--- WHAT IS NEEDED ---
All the lines below should appear again unchanged, though their pictures should not.

--- EXERCISE MATERIAL ---

__________

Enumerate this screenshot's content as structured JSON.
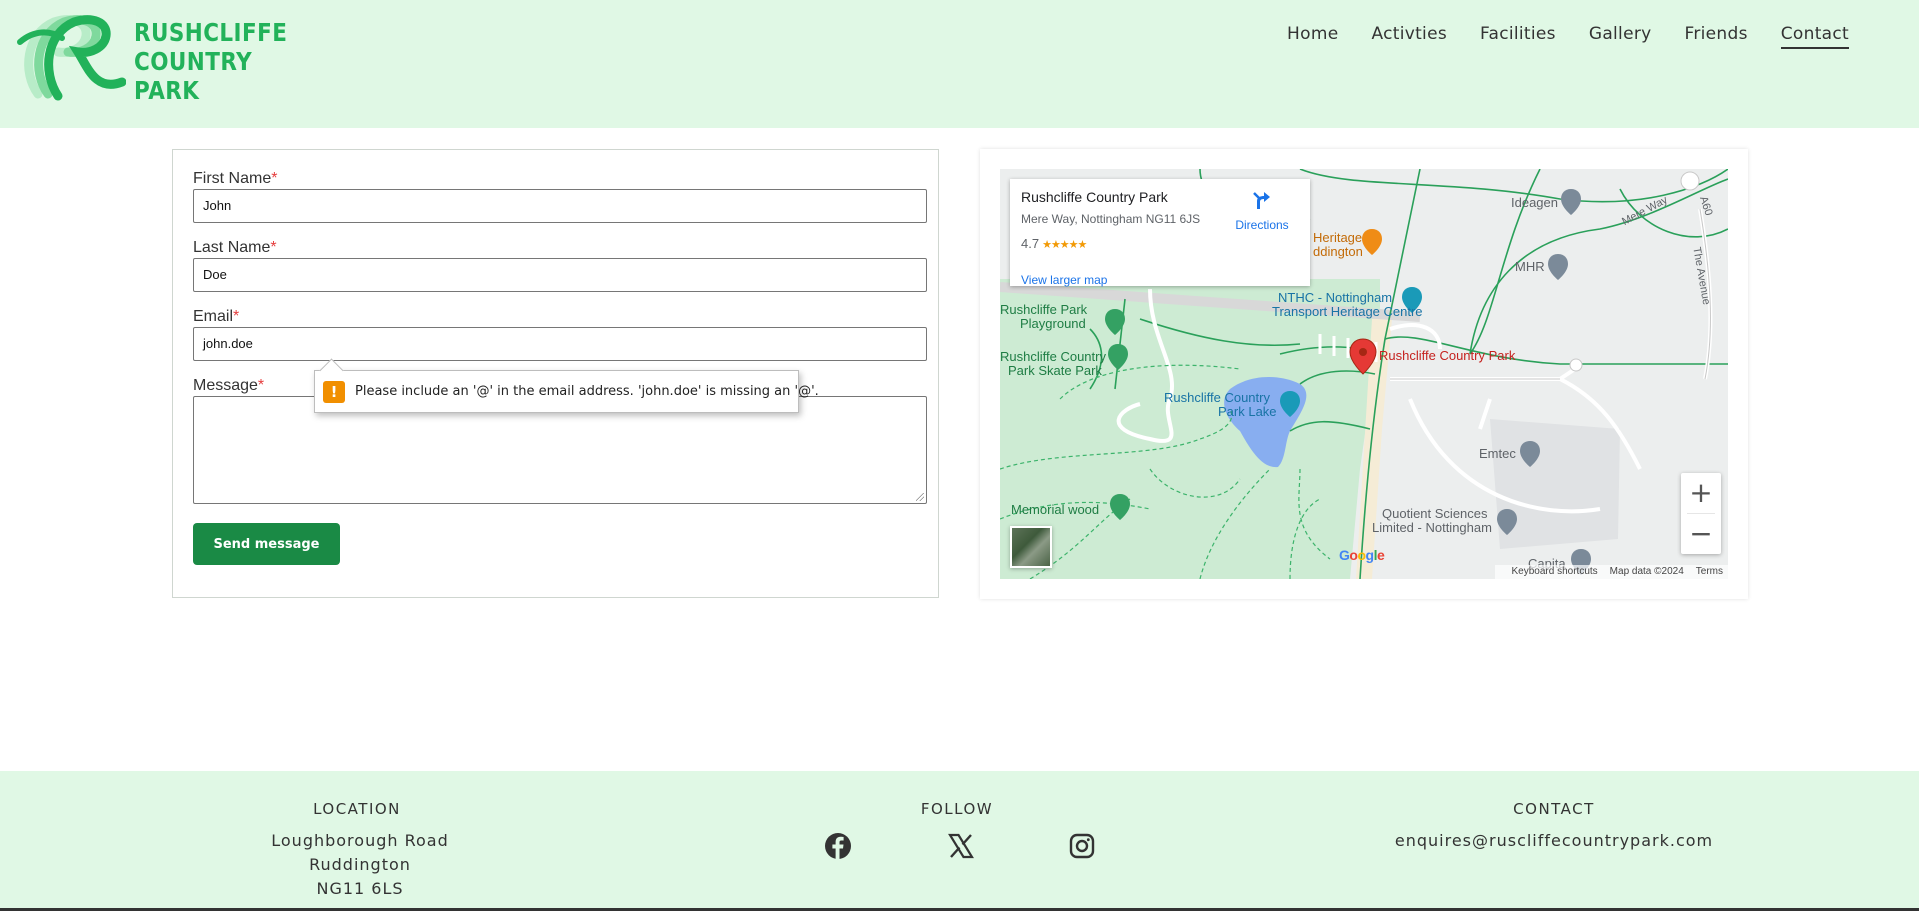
{
  "brand": {
    "line1": "RUSHCLIFFE",
    "line2": "COUNTRY",
    "line3": "PARK"
  },
  "nav": [
    {
      "label": "Home"
    },
    {
      "label": "Activties"
    },
    {
      "label": "Facilities"
    },
    {
      "label": "Gallery"
    },
    {
      "label": "Friends"
    },
    {
      "label": "Contact",
      "active": true
    }
  ],
  "form": {
    "first_name": {
      "label": "First Name",
      "required": "*",
      "value": "John"
    },
    "last_name": {
      "label": "Last Name",
      "required": "*",
      "value": "Doe"
    },
    "email": {
      "label": "Email",
      "required": "*",
      "value": "john.doe"
    },
    "message": {
      "label": "Message",
      "required": "*",
      "value": ""
    },
    "submit_label": "Send message",
    "validation_tooltip": {
      "icon": "!",
      "text": "Please include an '@' in the email address. 'john.doe' is missing an '@'."
    }
  },
  "map": {
    "place_name": "Rushcliffe Country Park",
    "address": "Mere Way, Nottingham NG11 6JS",
    "rating": "4.7",
    "stars": "★★★★★",
    "larger_map_link": "View larger map",
    "directions_label": "Directions",
    "labels": {
      "heritage_partial1": "Heritage",
      "heritage_partial2": "ddington",
      "ideagen": "Ideagen",
      "mhr": "MHR",
      "mere_way": "Mere Way",
      "a60": "A60",
      "the_avenue": "The Avenue",
      "nthc1": "NTHC - Nottingham",
      "nthc2": "Transport Heritage Centre",
      "playground1": "Rushcliffe Park",
      "playground2": "Playground",
      "skate1": "Rushcliffe Country",
      "skate2": "Park Skate Park",
      "lake1": "Rushcliffe Country",
      "lake2": "Park Lake",
      "pin_label": "Rushcliffe Country Park",
      "emtec": "Emtec",
      "quotient1": "Quotient Sciences",
      "quotient2": "Limited - Nottingham",
      "memorial": "Memorial wood",
      "capita": "Capita"
    },
    "google_logo": "Google",
    "zoom_in": "+",
    "zoom_out": "−",
    "attrib_shortcuts": "Keyboard shortcuts",
    "attrib_data": "Map data ©2024",
    "attrib_terms": "Terms"
  },
  "footer": {
    "location": {
      "heading": "LOCATION",
      "line1": "Loughborough Road",
      "line2": "Ruddington",
      "line3": "NG11 6LS"
    },
    "follow": {
      "heading": "FOLLOW",
      "icons": [
        "facebook-icon",
        "x-icon",
        "instagram-icon"
      ]
    },
    "contact": {
      "heading": "CONTACT",
      "email": "enquires@ruscliffecountrypark.com"
    }
  },
  "colors": {
    "header_bg": "#e0f8e5",
    "brand_green": "#22b25a",
    "button_green": "#1a8a45",
    "required_red": "#e53e3e",
    "warning_orange": "#f18f00"
  }
}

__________

--- TASK SOLUTION ---
Enumerate this screenshot's content as structured JSON.
{
  "brand": {
    "line1": "RUSHCLIFFE",
    "line2": "COUNTRY",
    "line3": "PARK"
  },
  "nav": [
    {
      "label": "Home"
    },
    {
      "label": "Activties"
    },
    {
      "label": "Facilities"
    },
    {
      "label": "Gallery"
    },
    {
      "label": "Friends"
    },
    {
      "label": "Contact",
      "active": true
    }
  ],
  "form": {
    "first_name": {
      "label": "First Name",
      "required": "*",
      "value": "John"
    },
    "last_name": {
      "label": "Last Name",
      "required": "*",
      "value": "Doe"
    },
    "email": {
      "label": "Email",
      "required": "*",
      "value": "john.doe"
    },
    "message": {
      "label": "Message",
      "required": "*",
      "value": ""
    },
    "submit_label": "Send message",
    "validation_tooltip": {
      "icon": "!",
      "text": "Please include an '@' in the email address. 'john.doe' is missing an '@'."
    }
  },
  "map": {
    "place_name": "Rushcliffe Country Park",
    "address": "Mere Way, Nottingham NG11 6JS",
    "rating": "4.7",
    "stars": "★★★★★",
    "larger_map_link": "View larger map",
    "directions_label": "Directions",
    "labels": {
      "heritage_partial1": "Heritage",
      "heritage_partial2": "ddington",
      "ideagen": "Ideagen",
      "mhr": "MHR",
      "mere_way": "Mere Way",
      "a60": "A60",
      "the_avenue": "The Avenue",
      "nthc1": "NTHC - Nottingham",
      "nthc2": "Transport Heritage Centre",
      "playground1": "Rushcliffe Park",
      "playground2": "Playground",
      "skate1": "Rushcliffe Country",
      "skate2": "Park Skate Park",
      "lake1": "Rushcliffe Country",
      "lake2": "Park Lake",
      "pin_label": "Rushcliffe Country Park",
      "emtec": "Emtec",
      "quotient1": "Quotient Sciences",
      "quotient2": "Limited - Nottingham",
      "memorial": "Memorial wood",
      "capita": "Capita"
    },
    "google_logo": "Google",
    "zoom_in": "+",
    "zoom_out": "−",
    "attrib_shortcuts": "Keyboard shortcuts",
    "attrib_data": "Map data ©2024",
    "attrib_terms": "Terms"
  },
  "footer": {
    "location": {
      "heading": "LOCATION",
      "line1": "Loughborough Road",
      "line2": "Ruddington",
      "line3": "NG11 6LS"
    },
    "follow": {
      "heading": "FOLLOW",
      "icons": [
        "facebook-icon",
        "x-icon",
        "instagram-icon"
      ]
    },
    "contact": {
      "heading": "CONTACT",
      "email": "enquires@ruscliffecountrypark.com"
    }
  },
  "colors": {
    "header_bg": "#e0f8e5",
    "brand_green": "#22b25a",
    "button_green": "#1a8a45",
    "required_red": "#e53e3e",
    "warning_orange": "#f18f00"
  }
}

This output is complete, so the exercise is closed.